IBM’s revolutionary Watson technology now has its first commercial application. The implications of Watson’s technology for the commercial and government medical sectors was discussed at a press briefing in Washington D.C., on Sept. 13.Watson’s ability to perform a variety of patient analytic services — such as referencing medical health records against known drug allergies — could dramatically change how doctors diagnose patients, Siegel said. The IBM system's deep question-and-answer capability, coupled with its analysis functions, allow it to serve as a doctors’ assistant by performing patient chart reviews, the process of suggesting potential courses of treatment, and citing related reports and documentation to back up its conclusions.
An area where Watson could readily be applied to is health care for the Defense and Veterans Affairs departments. Data is key to health care, and DOD and VA are currently working on efforts to share medical data, said Capt. Michael Weiner, the Navy’s chief medical information officer. The challenge for the government is how to use data to drive better care and lower costs, he said.
Government clinicians can now pull up a great deal of information from DOD and VA medical databases to provide uniform care. However, what if this information could also be used to prompt patients to take more active steps to avoid or treat diseases such as diabetes, Weiner said.
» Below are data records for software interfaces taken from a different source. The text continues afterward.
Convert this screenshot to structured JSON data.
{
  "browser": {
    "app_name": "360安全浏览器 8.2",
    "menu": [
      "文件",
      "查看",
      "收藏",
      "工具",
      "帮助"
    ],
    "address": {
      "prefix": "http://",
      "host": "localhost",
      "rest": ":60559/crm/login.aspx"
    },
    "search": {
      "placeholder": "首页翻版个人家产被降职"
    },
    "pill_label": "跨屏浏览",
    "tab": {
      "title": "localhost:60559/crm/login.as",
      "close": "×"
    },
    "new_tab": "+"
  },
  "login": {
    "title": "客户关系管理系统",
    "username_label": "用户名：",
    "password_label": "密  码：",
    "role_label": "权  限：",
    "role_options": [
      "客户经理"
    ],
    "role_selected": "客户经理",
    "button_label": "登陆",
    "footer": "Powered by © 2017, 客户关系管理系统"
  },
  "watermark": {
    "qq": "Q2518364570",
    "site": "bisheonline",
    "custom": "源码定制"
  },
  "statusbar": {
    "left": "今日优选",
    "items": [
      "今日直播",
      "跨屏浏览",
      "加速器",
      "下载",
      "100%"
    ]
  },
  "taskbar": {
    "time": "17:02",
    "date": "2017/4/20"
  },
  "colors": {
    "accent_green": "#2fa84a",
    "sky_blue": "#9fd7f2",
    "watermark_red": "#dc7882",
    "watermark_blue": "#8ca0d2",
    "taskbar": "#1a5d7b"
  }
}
A capability like Watson could be useful to both clinicians and their patients. Clinicians would be able to call up patient records and use Watson to review individual health records and compare symptoms and potential drug interactions and other treatments. For patients, Watson could offer health care and dietary/lifestyle suggestions, he said.